Days Without End
Early in Sebastian Barry’s magnificent and boundless novel, Days Without End, young Thomas McNulty flees Ireland’s Great Famine: “I was among the destitute, the ruined, the starving. . . . We were only rats of people. Hunger takes away everything you are.” He was escaping a homeland under the heel of occupation, having watched every member of his family die, all while Great Britain continued to export agricultural plenty from the green fields of Ireland. One out of eight million Irish starved to death, and two million Irish were forced to abandon their country for unfriendly, foreign shores.
It’s with this outsider point-of-view that Thomas finds himself narrating one of the ugliest chapters in U.S. history, both the years of American imperialist expansionism and the Civil War.
Thomas, having witnessed one vast human act of indifference, soon finds himself an agent of a similar, almost genocidal injustice: He joins the United States Army at a time when soldiering was too often used to rid the West of Native American Indians.
Fellow immigrants seem to make up the bulk of this rag tag army, men who have “seen already the death of their world and now asking pardon of the Fates so that they can fight for a new one.” These men are derided for their accents and strange customs, and their military superiors take it for granted that they will slaughter, as well as be slaughtered, without question.
But there is a wild exhilaration in Thomas’ soldiering life. The ill-fitting uniforms and terrible food, the forts that fatally flood, and the cold that frostbites, do not overshadow the camaraderie, the card games, and the drunken feasts that create a new strain of patriotism, a loyalty to each other greater than any loyalty to a distinctly un-United States of America.
Viewed as a soldier’s story, Days Without End is strikingly different from current American war literature. Thomas, though poetic and kind hearted, is no guilt ridden, self-tortured man irrevocably harmed by the atrocities he’s committed. Nor does he justify his action with rousing speeches. The novel is all the more devastating and slyly brilliant for it. We want our soldiers damaged. We like to think that someone who has killed inevitably contains a dying part inside of himself. If a character is likable or good, we want to see his dark deeds haunt, and therefore redeem, allowing the reader to feel empathy, allowing the reader to forgive.
Fortunately that’s not the way it plays out in this novel.
Thomas and his fellow Union soldiers are ordinary men, but are capable of bayoneting women and children. Yet in a refreshing change from what has become convention, they do not suffer from post-traumatic stress disorder afterward, or if they do, Barry does not dwell on it. They continue on. They appreciate beauty, they work farms, they start families, they are just happy to be alive. They might not be proud of their deeds but they accept their pasts. The one thing Thomas and his friends have in common is the belief that they have done what they needed to do in a brutal world that tried, over and over again, to kill them.

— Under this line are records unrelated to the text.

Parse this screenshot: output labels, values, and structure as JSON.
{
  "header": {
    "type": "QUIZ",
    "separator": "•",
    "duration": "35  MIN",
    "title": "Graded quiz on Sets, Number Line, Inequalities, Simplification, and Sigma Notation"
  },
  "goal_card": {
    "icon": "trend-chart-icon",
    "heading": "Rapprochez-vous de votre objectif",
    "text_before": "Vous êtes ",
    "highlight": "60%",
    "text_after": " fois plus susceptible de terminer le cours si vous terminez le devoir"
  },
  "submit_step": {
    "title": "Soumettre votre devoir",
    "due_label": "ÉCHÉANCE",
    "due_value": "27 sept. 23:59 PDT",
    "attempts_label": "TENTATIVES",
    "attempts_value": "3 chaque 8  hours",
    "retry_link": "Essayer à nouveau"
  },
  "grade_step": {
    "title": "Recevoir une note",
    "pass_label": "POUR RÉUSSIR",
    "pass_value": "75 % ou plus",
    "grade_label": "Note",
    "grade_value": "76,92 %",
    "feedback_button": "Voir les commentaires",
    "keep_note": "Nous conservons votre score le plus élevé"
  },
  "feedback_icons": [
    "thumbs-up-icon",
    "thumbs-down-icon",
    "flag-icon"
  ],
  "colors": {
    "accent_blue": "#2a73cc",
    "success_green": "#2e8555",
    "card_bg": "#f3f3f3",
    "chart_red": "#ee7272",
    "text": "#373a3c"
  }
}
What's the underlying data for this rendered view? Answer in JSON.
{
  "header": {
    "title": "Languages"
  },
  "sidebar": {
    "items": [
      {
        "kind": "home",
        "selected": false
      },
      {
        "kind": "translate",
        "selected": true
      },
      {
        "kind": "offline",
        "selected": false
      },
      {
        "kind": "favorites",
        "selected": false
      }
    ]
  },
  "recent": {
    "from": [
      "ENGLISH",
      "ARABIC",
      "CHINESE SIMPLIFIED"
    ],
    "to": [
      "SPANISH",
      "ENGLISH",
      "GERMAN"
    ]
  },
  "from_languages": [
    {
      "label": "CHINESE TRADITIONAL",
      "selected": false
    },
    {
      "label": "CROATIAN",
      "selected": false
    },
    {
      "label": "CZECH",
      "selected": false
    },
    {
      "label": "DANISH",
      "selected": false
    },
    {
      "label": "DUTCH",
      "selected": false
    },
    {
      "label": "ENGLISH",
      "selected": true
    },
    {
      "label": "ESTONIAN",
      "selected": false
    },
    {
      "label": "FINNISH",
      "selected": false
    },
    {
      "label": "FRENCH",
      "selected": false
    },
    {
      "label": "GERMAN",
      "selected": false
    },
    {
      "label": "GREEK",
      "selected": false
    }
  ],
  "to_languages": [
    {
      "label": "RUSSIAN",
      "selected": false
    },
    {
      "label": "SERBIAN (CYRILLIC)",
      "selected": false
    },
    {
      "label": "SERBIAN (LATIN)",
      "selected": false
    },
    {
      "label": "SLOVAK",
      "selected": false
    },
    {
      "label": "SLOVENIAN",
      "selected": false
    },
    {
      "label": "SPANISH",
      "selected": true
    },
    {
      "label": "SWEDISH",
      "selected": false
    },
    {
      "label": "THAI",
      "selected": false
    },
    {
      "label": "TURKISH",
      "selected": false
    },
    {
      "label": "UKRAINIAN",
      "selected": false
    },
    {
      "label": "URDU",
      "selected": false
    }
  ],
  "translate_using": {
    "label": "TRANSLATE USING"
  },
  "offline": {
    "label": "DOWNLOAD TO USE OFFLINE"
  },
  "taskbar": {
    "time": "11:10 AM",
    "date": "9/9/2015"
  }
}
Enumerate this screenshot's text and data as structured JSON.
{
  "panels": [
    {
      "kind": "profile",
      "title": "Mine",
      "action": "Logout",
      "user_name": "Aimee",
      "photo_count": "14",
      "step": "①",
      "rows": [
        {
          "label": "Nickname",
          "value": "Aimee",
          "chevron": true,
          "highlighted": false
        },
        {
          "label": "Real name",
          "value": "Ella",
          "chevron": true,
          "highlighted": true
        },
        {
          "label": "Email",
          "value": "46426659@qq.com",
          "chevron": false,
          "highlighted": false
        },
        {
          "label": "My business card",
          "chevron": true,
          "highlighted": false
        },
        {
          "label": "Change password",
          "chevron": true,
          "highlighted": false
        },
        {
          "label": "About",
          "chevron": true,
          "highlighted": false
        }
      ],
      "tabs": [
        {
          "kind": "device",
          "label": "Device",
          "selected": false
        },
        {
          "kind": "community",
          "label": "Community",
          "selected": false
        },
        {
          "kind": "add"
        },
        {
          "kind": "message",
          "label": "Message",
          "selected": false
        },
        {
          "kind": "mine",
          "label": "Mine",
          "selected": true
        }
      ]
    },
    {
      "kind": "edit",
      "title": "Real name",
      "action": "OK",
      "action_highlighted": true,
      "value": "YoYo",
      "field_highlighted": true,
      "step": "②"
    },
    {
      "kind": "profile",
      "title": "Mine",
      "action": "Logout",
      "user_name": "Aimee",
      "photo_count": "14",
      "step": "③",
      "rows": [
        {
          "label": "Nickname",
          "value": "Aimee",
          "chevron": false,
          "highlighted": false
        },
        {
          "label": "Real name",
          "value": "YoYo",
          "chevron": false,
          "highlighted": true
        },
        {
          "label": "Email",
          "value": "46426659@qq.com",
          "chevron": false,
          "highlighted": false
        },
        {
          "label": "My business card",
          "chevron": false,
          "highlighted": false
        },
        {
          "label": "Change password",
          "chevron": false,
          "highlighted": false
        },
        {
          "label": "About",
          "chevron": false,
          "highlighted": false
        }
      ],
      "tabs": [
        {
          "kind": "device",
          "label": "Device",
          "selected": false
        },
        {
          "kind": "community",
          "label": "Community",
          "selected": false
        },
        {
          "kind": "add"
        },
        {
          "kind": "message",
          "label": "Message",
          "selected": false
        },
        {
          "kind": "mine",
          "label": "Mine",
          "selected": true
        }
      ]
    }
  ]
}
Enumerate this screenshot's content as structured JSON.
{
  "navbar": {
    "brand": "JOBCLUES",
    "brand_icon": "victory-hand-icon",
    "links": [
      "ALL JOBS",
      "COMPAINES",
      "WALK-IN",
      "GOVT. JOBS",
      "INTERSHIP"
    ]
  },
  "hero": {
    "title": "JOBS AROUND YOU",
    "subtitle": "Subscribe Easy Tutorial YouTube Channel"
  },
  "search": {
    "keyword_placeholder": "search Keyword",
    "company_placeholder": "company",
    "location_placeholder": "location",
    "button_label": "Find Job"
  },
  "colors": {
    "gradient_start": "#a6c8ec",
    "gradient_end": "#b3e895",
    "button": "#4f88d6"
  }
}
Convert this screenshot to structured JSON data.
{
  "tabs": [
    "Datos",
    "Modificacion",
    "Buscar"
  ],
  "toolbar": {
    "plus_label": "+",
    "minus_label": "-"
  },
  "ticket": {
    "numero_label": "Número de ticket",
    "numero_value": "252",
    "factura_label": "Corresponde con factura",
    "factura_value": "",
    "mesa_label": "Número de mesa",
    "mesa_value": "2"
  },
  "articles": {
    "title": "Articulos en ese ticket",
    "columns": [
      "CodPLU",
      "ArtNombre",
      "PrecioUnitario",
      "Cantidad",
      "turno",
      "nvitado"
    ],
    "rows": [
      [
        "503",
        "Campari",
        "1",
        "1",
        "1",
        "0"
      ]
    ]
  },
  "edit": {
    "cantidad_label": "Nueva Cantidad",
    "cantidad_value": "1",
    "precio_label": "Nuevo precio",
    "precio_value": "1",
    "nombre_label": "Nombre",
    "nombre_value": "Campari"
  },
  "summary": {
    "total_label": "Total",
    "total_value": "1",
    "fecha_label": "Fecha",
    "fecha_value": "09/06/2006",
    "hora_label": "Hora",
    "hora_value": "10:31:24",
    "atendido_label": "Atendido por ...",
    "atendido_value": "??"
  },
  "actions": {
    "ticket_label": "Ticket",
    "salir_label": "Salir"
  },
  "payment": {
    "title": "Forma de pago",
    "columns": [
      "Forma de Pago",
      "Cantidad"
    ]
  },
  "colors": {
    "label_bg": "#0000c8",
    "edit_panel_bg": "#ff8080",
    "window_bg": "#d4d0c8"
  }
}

“Just surviving is the victory,” Thomas says. “That human will. It ain’t so rare. But it is the best of us.”
The powerful narration of Days Without End propels the reader through both the galloping days of battle as well as the bedraggled and frozen-footed marches of long winters. It’s the unforgettable voice of Thomas on the very first page that seizes the reader and does not let go; everything he recounts is laced with a charming, melodic irreverence that somehow manages to take the darkness of his story and infuse it with light.
When the fighting is done, Thomas McNulty and Handsome John Cole work a tobacco farm and cobble together an oddly perfect family: another grizzled soldier, an Indian girl whose parents Thomas and John helped kill, and two freed slaves. Thomas finds bounty in this unlikely union, and though there is no promise that his future will be easy, there is a taste of peace. After all of the devastation that has come before, the Irish immigrant has found his warm hearth, his home, and his American dream.